Dissertation update: Chapters 1-5 have been sent to the committee. They are now officially procrastinating over reading it. So, marginally more regular posting may or may not ensue. Sorry, I like to keep y'all guessing.
I'll admit to an absurd fondness for dystopic stories, in either written or cinematic formats. They don't even have to be particularly good stories, mediocre will work. Most recently, I watched The Island. It's actually not bad and is generally considered underrated entertainment.
If you haven't seen it, it's a story about clones being created and used for spare parts for the rich and famous. Two discover what's going on and escape. Eventually they come to realize that their clone friends are going to be killed and…well, I won't spoil it. Suffice it to say, there are enough sci-fi cliches involved that you could play cliche bingo with it. Good special effects though. Shiny. Colorful. Predictable. Not going to strain your brain if you need something flashy to watch on a Friday night.
There's a lot in the movie to work with if you use movies to start discussions in classes. You've got the ethics of cloning, questions of who gets to live and who dies, what does it mean to be human, and what does it take to regain one's humanity. Lots of deep thoughts and you get explosions to boot. It got me thinking about paths not taken, about how I miss a good story.
Good stories can be read all different ways. A group of people can read it and all find something different in it that resonates with them. I always wanted to write such stories. Stories of complex characters, none entirely good or evil, just people with their own agendas trying to survive in a complex world not of their own design. Recently, I've entertained the idea of writing a dystopic novel of academia. It wouldn't take much imagining, it's pretty dystopic as is. A novel where perceptions and expectations do not match reality, of the prices and consequences of hard choices.
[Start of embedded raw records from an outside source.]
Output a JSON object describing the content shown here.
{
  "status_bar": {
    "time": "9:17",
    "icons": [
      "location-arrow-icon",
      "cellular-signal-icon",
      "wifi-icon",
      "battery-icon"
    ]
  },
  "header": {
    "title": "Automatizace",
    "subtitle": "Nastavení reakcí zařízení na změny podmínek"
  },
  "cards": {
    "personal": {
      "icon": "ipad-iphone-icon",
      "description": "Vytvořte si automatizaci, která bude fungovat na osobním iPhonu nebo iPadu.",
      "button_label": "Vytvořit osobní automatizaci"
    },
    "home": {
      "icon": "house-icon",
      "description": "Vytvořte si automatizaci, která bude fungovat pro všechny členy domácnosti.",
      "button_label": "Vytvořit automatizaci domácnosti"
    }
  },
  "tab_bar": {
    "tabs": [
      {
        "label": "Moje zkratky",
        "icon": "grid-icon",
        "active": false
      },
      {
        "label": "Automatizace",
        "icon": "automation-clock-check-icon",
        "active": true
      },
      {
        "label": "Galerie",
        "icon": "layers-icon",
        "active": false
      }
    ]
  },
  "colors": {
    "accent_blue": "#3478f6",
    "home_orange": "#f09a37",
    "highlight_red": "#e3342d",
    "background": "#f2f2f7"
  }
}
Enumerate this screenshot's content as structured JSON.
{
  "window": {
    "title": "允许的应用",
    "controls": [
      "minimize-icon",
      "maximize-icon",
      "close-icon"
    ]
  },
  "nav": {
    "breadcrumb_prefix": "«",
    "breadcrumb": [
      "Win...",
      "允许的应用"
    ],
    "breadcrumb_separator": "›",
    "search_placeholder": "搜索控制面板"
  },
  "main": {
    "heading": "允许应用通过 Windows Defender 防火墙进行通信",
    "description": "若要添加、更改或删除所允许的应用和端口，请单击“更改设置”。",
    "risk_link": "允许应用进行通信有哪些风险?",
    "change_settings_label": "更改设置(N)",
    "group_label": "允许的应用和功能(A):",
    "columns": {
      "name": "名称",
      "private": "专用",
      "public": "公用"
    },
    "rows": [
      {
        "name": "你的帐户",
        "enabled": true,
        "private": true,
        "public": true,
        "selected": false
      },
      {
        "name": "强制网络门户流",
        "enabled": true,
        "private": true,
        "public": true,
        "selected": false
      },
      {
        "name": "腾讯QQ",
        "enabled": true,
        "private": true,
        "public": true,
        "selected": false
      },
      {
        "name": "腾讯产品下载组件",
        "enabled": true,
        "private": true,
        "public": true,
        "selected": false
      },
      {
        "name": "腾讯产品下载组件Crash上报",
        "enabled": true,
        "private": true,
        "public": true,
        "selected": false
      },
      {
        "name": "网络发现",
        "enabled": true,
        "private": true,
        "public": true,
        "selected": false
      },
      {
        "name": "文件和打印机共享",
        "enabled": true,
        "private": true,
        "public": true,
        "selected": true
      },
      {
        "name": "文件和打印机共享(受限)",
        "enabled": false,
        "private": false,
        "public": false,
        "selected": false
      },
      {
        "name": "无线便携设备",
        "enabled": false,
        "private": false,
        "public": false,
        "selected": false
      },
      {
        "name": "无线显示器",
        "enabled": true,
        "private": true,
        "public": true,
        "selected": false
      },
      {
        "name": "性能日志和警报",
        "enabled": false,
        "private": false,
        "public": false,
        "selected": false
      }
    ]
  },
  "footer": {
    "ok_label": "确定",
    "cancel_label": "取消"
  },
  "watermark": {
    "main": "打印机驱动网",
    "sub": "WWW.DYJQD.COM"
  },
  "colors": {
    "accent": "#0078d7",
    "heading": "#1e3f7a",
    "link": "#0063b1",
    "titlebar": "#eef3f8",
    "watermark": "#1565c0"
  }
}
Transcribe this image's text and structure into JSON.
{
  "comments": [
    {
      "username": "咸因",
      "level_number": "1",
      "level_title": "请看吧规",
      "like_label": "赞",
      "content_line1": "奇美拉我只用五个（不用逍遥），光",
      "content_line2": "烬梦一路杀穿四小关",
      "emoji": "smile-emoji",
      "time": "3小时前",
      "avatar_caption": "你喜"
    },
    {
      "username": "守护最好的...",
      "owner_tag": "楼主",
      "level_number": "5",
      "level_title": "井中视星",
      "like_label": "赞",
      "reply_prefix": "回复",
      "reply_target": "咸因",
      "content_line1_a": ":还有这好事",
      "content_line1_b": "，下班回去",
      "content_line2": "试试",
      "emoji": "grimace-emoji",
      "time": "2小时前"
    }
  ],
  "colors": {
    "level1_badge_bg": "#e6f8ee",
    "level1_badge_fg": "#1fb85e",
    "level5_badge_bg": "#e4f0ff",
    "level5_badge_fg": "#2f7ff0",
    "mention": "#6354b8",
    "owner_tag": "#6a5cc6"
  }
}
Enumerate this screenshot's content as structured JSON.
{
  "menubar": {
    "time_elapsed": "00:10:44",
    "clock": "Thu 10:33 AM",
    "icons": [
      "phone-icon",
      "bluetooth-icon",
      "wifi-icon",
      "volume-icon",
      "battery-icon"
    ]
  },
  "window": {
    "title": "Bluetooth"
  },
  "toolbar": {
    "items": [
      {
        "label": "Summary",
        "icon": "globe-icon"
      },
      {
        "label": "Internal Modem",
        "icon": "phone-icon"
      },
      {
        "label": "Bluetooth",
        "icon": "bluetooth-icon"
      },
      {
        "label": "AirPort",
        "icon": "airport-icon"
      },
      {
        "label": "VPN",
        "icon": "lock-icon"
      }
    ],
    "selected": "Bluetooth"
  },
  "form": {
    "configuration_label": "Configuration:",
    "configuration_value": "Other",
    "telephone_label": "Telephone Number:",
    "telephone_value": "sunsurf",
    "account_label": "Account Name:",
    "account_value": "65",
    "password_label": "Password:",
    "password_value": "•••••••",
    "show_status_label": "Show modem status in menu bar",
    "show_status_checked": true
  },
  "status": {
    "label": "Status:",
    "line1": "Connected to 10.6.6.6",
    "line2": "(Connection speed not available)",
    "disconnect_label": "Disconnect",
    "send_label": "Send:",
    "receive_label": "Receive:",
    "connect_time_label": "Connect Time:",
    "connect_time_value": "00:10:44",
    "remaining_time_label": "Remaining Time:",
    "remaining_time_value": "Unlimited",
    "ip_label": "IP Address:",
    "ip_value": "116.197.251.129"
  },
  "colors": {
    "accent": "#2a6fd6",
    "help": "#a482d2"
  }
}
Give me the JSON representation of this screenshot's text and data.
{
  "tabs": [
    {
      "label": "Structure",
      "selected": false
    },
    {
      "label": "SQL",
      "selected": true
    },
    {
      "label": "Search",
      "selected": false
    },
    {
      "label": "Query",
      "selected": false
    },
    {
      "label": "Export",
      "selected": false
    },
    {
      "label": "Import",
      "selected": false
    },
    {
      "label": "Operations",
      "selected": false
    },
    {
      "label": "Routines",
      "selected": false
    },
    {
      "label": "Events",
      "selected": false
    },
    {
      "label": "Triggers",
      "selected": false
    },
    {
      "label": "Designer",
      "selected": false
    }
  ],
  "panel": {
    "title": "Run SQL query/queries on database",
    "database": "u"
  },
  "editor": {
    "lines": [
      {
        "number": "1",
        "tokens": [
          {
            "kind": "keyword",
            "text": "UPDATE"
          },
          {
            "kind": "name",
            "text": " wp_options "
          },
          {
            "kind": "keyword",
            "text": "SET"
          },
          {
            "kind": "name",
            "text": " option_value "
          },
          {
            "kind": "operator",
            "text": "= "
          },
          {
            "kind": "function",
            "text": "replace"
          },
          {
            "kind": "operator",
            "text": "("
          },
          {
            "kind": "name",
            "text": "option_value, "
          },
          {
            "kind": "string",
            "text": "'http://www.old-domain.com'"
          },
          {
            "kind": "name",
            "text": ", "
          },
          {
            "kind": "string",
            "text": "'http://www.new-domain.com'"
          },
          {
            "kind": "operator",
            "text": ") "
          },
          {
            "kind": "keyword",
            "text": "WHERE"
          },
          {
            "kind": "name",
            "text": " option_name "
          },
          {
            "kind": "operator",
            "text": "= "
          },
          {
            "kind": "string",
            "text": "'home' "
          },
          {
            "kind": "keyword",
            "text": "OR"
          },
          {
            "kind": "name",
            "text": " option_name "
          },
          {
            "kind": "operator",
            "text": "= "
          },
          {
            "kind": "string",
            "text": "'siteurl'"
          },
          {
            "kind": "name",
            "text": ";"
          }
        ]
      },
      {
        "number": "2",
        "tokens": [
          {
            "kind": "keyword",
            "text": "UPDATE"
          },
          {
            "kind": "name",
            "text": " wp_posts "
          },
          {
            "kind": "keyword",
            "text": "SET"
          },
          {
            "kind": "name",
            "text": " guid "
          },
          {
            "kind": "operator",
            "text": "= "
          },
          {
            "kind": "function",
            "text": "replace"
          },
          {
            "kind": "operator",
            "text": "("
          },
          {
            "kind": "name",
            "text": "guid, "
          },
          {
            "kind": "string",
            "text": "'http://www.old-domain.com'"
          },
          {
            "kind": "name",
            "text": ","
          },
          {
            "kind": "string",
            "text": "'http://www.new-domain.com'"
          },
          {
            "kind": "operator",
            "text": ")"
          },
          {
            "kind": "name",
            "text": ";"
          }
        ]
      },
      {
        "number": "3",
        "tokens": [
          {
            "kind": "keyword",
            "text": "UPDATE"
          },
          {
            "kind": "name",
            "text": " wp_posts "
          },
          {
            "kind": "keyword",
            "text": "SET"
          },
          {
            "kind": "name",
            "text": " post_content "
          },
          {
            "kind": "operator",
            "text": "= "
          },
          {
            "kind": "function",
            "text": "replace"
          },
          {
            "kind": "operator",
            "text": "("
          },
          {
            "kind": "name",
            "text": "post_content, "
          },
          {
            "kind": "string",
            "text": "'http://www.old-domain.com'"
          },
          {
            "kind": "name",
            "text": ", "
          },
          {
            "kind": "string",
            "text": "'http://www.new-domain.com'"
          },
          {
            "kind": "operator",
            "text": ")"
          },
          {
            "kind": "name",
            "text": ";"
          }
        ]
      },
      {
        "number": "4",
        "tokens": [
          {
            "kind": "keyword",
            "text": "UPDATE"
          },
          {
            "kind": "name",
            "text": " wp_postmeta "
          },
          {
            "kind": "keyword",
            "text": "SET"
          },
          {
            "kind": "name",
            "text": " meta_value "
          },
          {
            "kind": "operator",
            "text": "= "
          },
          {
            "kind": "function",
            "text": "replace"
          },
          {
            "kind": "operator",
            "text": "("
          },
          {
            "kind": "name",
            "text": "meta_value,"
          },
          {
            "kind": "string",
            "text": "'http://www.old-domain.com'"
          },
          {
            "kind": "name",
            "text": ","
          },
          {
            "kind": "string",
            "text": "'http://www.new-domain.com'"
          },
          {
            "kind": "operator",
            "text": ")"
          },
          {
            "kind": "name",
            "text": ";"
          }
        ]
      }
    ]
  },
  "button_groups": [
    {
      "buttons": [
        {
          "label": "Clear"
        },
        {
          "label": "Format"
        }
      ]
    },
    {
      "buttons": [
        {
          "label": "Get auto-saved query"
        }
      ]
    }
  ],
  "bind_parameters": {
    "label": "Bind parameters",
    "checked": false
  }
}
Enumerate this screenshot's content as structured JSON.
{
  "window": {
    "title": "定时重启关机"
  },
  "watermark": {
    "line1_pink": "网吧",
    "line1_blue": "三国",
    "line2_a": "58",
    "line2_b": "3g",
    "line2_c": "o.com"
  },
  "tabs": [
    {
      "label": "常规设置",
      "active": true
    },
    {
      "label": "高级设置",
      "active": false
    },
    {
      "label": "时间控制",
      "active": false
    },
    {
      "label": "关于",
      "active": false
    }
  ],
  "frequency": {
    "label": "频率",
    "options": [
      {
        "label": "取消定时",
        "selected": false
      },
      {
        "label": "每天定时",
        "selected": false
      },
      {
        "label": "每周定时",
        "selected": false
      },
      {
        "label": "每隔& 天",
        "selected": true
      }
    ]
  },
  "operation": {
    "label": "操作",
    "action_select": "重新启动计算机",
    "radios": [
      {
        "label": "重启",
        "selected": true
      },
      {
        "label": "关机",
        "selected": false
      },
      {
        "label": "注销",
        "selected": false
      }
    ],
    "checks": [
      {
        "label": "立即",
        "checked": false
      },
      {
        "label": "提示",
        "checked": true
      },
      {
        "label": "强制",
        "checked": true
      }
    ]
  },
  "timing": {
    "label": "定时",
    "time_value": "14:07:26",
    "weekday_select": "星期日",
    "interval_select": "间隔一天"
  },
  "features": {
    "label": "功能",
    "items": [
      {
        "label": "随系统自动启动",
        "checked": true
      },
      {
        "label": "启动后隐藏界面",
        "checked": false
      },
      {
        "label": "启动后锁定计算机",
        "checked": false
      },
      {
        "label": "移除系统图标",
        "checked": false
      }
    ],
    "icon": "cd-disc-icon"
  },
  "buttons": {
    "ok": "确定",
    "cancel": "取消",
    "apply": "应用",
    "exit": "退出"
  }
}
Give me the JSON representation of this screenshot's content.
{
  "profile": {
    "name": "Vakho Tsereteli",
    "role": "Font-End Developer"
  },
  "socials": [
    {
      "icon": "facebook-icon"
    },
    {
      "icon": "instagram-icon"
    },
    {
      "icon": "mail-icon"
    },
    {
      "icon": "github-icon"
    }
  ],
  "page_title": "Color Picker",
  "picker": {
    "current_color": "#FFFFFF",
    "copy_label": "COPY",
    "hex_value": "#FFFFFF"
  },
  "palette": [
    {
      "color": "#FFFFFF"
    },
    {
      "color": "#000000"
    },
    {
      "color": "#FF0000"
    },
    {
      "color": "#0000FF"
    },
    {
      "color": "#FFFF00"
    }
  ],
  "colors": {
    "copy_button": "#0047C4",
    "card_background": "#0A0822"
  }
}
What would you do if you lost everything and ended up in a place worse than any you had imagined, only to find that it may be the one route that offers true freedom? What if you got all you could hope for, only to find it a prison where you were both guard and inmate? What if your identity was built on your self-reliance only to find that your life hinged on the kindness of strangers?
I cannot write good stories of life and death struggles, the quest for civil freedom, or a life of hardship. I have not experienced those things and feel such stories should come from those who have. I cannot speak to the emotion and power of such trials. Those who have should be given a voice. I honestly believe that knowing such stories, seeing the worst and the best of our species, would make us all better human beings.
I can write of smaller struggles though. I used to be good with words. With a little practice, I think I could again write of the small victories in everyday life, of the emotion of silence, of our ability to deceive ourselves, of losing pieces of ourselves and the price we must pay to re-member them.
The last nine years took a lot from me. But it gave me a lot too. It gave experience, if not always a life. I think if I were to write again, the words would be better. They would do more. Stories bring us hope. Maybe my words can one day bring hope to people. To know that whatever situation they've gotten themselves into, they can survive it and find a way out. That's the kind of story I want to write someday.
There are two chapters left to write in the dissertation. Then I can begin the hunt in earnest for a job that'll leave me with the mental energy to write. Good luck to all the post-acs out there hunting in earnest already. May what you find far exceed your expectations.